The Hub’s full-time manger, Ann Wild, skilled in winning funding for social projects, said finding ways of combating loneliness especially among older villagers, was one of their main priorities. ‘We aim to address problems associated with rural and social isolation, that is to say transport, social activity and local facilities,’ said Ann. The Hub has been given the use of a North Yorkshire County Council mini bus which helps older people living independently and in care homes to get out and meet people. It will also help bridge the gaps in recent public transport cuts.
There’s help at the Hub too for local groups applying for funding. It also offers volunteering opportunities and training, advertises local jobs, provides computer access and training and runs the community website in partnership with the Chamber of Trade. There is business support too with administrative services including photocopying, laminating, passport photographs as well as displays for local community groups.
And while Grassington Hub doesn’t necessarily aim its services at day trippers and tourists, it is the place to go to learn about and get tickets for the latest events including festivals, concerts, exhibitions, theatre productions and movie nights. Volunteers will help with travel information too. Grassington Hub is a DITA (Dales Integrated Transport Alliance) Transport Hub with a dedicated computer and printer to help with transport inquiries and making travel bookings.

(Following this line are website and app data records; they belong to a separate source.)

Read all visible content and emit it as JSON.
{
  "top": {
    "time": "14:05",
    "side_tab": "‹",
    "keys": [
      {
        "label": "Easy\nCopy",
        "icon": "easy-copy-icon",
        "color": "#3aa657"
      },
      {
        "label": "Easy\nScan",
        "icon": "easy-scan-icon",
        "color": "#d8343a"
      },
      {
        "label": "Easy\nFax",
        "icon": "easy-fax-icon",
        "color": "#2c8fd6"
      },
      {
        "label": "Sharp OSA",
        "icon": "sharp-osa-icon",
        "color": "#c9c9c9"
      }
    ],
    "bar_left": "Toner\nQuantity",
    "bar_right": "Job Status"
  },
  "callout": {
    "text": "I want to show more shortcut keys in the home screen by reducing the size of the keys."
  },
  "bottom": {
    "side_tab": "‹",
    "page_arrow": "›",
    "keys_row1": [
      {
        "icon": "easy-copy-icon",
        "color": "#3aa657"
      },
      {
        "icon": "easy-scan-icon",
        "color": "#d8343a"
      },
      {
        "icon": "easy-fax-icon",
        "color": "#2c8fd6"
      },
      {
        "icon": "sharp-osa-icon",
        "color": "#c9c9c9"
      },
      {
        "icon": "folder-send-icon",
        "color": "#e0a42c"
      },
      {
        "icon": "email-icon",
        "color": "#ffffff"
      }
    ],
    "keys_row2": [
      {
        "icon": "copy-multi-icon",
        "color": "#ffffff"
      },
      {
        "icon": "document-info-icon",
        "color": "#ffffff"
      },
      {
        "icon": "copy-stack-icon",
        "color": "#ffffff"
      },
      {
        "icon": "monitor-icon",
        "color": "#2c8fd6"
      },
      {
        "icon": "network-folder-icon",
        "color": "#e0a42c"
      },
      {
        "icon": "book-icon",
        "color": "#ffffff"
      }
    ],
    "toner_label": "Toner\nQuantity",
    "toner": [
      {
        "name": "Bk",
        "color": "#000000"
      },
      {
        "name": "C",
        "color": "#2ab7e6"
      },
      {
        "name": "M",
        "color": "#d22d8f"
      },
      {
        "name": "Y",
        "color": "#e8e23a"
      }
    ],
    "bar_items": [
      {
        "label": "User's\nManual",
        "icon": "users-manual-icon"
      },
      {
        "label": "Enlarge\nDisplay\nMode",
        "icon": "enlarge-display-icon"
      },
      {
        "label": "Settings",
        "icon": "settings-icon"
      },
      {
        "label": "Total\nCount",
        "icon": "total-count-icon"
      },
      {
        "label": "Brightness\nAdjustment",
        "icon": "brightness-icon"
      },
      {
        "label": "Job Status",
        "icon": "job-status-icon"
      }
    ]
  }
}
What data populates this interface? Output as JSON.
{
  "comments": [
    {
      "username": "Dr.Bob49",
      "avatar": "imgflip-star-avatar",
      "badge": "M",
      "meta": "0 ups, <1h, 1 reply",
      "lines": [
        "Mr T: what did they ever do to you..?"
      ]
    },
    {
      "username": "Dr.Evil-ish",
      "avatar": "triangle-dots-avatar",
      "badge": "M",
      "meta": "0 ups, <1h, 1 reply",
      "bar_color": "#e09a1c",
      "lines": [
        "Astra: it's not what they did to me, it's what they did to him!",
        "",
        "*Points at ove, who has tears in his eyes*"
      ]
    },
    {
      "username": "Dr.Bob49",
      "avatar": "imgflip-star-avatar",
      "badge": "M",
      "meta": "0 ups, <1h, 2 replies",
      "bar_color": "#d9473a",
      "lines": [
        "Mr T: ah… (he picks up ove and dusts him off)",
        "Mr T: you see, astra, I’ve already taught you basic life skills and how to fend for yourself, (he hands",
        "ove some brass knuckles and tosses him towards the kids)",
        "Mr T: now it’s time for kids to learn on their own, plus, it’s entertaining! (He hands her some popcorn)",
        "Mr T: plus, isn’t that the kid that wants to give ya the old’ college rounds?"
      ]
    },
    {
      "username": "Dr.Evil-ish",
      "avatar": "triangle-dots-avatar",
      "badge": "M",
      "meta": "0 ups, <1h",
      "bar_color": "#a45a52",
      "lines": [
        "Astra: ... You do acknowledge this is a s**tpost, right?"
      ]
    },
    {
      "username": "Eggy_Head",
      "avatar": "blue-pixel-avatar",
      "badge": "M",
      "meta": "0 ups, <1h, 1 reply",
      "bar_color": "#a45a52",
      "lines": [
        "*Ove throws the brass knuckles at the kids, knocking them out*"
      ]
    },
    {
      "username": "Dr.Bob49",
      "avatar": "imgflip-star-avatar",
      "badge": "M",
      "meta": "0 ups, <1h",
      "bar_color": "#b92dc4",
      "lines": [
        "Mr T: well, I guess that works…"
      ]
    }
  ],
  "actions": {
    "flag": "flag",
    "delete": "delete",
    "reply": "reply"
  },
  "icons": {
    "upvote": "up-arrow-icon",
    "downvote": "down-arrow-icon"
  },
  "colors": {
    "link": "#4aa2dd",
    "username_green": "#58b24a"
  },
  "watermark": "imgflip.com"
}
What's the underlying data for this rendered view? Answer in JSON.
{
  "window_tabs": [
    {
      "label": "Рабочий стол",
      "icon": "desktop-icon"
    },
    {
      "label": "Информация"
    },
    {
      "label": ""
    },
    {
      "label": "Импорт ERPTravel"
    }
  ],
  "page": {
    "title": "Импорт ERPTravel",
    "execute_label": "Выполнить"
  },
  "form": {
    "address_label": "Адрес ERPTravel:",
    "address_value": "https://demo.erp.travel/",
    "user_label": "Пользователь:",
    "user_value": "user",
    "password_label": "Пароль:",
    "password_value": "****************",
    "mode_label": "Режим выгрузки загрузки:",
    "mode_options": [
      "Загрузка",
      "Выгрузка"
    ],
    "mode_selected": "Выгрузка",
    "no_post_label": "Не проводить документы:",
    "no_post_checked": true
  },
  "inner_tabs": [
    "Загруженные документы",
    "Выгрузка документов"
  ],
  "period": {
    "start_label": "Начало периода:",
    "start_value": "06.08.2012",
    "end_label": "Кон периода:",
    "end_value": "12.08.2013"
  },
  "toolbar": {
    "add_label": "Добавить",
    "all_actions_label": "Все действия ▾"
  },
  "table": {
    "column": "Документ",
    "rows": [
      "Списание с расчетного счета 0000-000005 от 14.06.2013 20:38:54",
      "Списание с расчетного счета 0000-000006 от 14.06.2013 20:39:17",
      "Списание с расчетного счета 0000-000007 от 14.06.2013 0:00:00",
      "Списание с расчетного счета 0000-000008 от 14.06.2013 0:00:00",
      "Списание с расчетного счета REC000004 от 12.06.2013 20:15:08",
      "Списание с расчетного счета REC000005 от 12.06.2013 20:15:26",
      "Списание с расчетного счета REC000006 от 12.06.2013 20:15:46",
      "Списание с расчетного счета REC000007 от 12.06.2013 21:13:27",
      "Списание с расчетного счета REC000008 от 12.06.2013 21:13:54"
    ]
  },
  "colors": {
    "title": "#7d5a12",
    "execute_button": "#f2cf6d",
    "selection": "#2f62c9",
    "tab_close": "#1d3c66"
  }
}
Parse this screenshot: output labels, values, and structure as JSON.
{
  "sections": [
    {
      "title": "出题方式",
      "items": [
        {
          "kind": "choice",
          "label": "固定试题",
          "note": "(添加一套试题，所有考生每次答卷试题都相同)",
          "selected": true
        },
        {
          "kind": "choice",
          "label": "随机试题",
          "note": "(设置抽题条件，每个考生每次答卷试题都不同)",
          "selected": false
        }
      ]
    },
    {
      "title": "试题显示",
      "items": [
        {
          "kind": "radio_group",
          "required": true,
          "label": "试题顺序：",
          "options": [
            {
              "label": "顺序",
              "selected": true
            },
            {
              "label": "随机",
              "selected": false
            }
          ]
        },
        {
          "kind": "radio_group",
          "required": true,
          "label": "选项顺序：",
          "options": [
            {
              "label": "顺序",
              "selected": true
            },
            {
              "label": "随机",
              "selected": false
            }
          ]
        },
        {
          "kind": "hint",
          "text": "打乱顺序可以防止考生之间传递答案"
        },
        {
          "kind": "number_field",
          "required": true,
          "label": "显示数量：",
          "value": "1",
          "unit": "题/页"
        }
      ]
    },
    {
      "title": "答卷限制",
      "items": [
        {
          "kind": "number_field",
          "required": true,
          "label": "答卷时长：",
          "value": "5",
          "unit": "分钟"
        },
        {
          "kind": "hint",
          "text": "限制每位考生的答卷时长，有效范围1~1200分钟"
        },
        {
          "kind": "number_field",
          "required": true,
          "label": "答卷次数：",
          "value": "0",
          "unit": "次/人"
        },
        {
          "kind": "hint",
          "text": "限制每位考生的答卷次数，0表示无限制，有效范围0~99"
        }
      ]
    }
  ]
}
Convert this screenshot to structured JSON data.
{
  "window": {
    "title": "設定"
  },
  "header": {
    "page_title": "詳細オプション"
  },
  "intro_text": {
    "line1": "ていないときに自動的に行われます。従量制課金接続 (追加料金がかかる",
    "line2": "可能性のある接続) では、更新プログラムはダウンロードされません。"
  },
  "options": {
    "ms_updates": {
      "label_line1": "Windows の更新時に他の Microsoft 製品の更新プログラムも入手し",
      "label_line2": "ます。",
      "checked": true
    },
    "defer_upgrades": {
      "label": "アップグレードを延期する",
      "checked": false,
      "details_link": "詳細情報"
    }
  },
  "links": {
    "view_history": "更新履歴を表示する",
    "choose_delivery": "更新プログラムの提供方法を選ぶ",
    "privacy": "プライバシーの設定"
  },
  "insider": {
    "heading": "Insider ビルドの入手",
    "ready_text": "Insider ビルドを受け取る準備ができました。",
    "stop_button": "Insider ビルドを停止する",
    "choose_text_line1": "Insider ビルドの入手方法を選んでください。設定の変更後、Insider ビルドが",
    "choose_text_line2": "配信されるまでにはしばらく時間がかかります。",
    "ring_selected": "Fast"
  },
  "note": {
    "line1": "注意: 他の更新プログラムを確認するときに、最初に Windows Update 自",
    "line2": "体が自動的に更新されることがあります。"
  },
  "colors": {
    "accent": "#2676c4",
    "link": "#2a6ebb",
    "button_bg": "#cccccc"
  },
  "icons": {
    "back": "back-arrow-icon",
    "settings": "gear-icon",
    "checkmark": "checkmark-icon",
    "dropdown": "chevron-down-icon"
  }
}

Grassington is the home of the Upper Wharfedale Fell Rescue Association whose members risk their lives to save those who get into difficulty in caves, down mineshafts, on crags, on the fells or anywhere not accessible to normal emergency services. The rescue team is made up of over 80 well trained and well equipped volunteer cavers, climbers and mountaineers and covers Wharfedale, Nidderdale, Littondale and mid-Airedale.and is on call 365 days a year. The association relies on public donations so if you would like to give this Christmas go to their website uwfra.org.uk to find out how you can help.
Dickensian Christmas Festival
One of the highlights of year in Grassington are the preparations for Christmas when the whole village steps back to Dickensian times over three Saturdays including November 29th, December 6th and December 13th. The Grassington Dickensian Christmas Festival opens with a parade led by Hebden Bridge Band and Town Crier followed by a feast of entertainment ranging from Morris dancing and Punch and Judy to walk about magic shows and carol singing.
‘There are plenty of Christmas shopping opportunities as you discover the nooks and crannies which house our traditional shops,’ said Angela Jackson, festival co-ordinator. ‘The village is also brimming with market stalls and there’s an indoor craft fair with many local organisations and charities selling their Christmas wares.
‘Enjoy the entertainment on the bandstand and throughout the village courtesy of local bands, choirs, street theatre, re-enactors, dancers, circus performers, buskers and lots more. All around the village aromas of open braziers, roasting chestnuts and mulled wine will whet your appetite for the delights of local cafes and hostelries.’ And don’t forget to visit Santa in his grotto then follow the torchlight procession to the Main Square and join in the community carol singing.
Find out more at grassington.uk.com or email email@example.com